Just as I wonder whether it's going to die, the orchid blossoms and I can't explain why it moves my heart, why such pleasure comes from one small bud on a long spindly stem, one blood red gold flower opening at mid-summer, tiny, perfect in its hour. Even to a white- haired craggy poet, it's purely erotic, pistil and stamen, pollen, dew of the world, a spoonful of earth, and water. Erotic because there's death at the heart of birth, drama in those old sunrise prisms in wet cedar boughs, deepest mystery in washing evening dishes or teasing my wife, who grows, yes, more beautiful because one of us will die.
What the Water Knows
What the mouth sings, the soul must learn to forgive.
A rat’s as moral as a monk in the eyes of the real world.
Still, the heart is a river
pouring from itself, a river that cannot be crossed.
It opens on a bay
and turns back upon itself as the tide come sin,
it carries the cry of the loon and the salts
of the unutterably human.
A distant eagle enters the mouth of a river
salmon no longer run and his wide wings glide
upstream until he disappears
into the nothing from which he came. Only the thought remains.
Lacking the eagle’s cunning or the wisdom of the sparrow,
where shall I turn, drowning in sorrow?
Who will know what the trees know, the spidery patience
of young maple or what the willows confess?

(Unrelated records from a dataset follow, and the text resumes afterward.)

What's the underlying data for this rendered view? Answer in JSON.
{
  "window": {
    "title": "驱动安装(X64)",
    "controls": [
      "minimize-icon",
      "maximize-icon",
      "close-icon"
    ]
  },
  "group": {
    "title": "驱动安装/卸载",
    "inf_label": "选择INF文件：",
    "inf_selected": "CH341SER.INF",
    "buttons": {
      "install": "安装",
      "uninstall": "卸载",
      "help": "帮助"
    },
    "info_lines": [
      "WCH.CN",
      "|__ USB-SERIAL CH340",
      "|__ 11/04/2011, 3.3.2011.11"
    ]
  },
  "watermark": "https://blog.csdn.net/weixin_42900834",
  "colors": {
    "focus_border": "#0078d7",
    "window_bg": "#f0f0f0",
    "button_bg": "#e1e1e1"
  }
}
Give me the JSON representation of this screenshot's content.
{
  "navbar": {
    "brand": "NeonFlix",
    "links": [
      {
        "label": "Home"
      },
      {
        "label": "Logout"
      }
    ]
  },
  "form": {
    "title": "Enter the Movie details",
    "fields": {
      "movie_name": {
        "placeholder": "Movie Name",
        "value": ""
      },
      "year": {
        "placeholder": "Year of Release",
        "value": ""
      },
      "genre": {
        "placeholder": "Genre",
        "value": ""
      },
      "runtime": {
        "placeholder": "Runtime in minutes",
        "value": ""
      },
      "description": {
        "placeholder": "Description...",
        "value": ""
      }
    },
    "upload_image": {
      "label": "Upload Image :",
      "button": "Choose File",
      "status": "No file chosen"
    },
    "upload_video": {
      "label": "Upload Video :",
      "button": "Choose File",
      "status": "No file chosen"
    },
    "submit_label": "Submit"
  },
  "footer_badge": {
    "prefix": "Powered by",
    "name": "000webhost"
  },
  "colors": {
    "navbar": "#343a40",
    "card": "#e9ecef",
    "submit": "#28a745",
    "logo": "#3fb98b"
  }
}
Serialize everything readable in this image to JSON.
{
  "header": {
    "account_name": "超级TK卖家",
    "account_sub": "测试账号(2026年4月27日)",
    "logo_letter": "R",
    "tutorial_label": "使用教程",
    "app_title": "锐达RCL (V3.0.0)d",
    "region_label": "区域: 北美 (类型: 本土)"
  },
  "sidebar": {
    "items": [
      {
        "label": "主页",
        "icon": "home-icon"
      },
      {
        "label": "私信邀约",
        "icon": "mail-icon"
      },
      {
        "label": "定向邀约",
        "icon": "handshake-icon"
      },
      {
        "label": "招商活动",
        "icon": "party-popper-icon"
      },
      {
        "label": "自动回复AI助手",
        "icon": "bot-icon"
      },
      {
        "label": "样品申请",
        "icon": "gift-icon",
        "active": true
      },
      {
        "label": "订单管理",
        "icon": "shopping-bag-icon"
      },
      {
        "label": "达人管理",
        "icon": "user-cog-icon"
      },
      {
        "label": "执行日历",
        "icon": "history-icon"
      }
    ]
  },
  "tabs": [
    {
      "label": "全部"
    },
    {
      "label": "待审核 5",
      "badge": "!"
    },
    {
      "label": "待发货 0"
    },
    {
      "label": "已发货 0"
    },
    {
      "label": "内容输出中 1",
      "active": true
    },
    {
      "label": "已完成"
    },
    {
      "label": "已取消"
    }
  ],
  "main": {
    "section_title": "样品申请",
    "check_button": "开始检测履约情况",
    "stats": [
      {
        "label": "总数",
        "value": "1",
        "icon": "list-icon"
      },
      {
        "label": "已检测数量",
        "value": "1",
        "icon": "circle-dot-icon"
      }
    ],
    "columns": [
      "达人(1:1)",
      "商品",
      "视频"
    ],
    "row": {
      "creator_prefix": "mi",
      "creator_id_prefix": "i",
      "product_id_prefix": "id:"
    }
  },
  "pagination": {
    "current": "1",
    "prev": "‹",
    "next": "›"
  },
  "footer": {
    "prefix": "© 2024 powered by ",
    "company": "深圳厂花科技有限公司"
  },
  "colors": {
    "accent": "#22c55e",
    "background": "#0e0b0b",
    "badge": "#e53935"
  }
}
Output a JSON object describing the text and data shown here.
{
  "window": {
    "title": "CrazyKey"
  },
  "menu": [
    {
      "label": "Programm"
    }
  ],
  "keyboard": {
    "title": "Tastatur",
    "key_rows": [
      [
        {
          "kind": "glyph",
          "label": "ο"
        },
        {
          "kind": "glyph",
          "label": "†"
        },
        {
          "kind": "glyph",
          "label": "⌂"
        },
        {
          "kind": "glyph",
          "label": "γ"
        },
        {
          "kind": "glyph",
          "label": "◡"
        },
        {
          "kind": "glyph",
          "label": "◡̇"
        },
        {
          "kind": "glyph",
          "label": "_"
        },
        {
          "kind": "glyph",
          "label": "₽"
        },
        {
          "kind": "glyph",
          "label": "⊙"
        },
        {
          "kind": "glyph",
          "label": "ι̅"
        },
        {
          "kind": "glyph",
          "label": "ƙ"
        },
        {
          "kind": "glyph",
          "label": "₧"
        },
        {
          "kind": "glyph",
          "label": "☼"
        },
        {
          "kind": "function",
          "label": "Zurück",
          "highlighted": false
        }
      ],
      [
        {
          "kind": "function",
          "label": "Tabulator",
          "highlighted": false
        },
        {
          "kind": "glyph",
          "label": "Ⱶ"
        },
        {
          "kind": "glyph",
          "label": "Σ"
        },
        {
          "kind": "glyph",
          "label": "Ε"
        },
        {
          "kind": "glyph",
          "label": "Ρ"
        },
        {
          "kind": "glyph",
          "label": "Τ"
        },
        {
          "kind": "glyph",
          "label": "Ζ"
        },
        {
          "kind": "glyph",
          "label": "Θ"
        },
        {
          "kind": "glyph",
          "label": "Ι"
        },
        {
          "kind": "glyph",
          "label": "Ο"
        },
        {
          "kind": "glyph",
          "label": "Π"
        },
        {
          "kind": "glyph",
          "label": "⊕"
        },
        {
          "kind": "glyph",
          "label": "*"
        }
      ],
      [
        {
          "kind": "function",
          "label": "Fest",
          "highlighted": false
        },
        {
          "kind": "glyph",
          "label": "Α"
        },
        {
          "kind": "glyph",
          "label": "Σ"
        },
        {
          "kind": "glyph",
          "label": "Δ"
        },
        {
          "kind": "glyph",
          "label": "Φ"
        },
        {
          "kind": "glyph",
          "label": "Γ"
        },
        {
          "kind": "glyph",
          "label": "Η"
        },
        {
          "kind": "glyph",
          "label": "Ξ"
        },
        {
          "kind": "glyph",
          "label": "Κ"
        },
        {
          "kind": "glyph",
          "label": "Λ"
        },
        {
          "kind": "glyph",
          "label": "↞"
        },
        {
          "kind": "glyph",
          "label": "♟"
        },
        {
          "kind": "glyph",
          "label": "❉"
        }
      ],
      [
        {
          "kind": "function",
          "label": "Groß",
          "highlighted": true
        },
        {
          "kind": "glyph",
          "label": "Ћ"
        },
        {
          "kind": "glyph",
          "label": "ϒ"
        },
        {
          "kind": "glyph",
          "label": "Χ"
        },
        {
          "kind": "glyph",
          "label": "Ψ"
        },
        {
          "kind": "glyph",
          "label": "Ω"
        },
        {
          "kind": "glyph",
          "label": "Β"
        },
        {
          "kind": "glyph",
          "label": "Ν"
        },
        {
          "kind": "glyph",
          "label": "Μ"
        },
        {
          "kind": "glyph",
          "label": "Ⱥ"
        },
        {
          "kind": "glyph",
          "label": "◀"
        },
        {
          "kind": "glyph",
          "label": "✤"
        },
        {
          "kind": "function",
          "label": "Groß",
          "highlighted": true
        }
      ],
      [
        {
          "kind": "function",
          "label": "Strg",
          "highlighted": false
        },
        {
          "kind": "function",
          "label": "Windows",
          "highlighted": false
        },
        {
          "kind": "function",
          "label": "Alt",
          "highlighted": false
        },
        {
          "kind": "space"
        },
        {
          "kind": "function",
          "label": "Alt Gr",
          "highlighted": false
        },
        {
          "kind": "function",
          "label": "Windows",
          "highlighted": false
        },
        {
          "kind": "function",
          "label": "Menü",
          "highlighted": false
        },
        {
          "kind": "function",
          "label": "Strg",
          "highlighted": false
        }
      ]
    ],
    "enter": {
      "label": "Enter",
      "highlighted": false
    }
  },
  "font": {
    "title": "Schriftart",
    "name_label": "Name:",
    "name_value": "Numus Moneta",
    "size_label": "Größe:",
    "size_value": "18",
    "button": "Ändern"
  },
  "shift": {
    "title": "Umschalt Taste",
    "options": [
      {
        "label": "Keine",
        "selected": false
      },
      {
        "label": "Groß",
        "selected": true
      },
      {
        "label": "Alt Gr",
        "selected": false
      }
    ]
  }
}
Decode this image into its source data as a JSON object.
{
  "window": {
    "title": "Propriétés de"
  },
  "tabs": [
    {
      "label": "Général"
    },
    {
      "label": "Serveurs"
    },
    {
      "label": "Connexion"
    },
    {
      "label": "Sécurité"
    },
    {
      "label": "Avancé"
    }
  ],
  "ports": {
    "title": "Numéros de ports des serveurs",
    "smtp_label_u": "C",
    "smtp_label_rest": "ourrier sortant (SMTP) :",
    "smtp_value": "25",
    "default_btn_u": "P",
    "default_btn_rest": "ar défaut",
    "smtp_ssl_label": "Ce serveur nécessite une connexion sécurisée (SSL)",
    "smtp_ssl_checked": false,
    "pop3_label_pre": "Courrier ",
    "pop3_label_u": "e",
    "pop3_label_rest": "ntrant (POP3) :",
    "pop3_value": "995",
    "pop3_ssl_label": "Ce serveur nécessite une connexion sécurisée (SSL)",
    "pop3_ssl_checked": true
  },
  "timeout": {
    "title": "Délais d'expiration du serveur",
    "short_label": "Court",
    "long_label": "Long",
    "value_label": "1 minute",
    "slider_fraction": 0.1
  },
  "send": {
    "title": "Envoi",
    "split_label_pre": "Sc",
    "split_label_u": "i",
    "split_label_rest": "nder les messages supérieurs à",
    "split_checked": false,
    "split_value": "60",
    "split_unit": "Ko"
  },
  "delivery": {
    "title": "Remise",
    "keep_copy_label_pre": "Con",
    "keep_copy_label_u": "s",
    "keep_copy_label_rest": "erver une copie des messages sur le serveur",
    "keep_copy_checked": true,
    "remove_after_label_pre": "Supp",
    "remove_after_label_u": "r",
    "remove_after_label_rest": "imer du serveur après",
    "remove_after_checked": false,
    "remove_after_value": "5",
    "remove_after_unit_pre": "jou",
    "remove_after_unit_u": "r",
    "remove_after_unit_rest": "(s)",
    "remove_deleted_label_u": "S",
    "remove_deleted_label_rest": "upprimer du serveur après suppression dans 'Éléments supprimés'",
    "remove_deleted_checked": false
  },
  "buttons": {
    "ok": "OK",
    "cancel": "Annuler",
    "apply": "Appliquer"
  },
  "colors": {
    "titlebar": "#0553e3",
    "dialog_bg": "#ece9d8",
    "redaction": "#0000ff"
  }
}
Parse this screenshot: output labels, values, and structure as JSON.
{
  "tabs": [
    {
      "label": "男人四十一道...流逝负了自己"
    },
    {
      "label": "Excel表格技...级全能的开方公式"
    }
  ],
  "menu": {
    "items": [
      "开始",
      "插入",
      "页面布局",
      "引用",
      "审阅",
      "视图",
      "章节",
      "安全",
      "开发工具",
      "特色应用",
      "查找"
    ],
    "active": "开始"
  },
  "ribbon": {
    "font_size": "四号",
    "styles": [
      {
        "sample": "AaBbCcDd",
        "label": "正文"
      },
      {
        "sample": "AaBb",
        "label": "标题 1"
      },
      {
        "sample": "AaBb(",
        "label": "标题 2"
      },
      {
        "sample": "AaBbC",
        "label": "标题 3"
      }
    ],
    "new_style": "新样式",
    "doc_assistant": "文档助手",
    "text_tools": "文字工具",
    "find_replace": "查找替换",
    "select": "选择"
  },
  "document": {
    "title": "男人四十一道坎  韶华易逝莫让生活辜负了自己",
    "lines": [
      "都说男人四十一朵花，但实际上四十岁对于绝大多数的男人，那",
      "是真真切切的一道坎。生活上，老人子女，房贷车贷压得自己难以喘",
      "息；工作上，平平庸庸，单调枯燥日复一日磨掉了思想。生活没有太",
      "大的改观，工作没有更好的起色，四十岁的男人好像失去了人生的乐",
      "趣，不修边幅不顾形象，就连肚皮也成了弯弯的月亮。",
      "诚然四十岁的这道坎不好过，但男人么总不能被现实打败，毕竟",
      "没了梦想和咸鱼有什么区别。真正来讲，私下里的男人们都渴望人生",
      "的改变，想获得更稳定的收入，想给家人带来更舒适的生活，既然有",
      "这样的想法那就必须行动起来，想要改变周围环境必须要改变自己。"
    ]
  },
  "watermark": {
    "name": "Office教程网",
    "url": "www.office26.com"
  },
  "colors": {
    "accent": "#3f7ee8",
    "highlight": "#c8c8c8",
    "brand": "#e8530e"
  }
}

Let me be water. The heart pours out in waves.
Listen to what the water says.
Wind, be a friend.
There’s nothing I couldn’t forgive.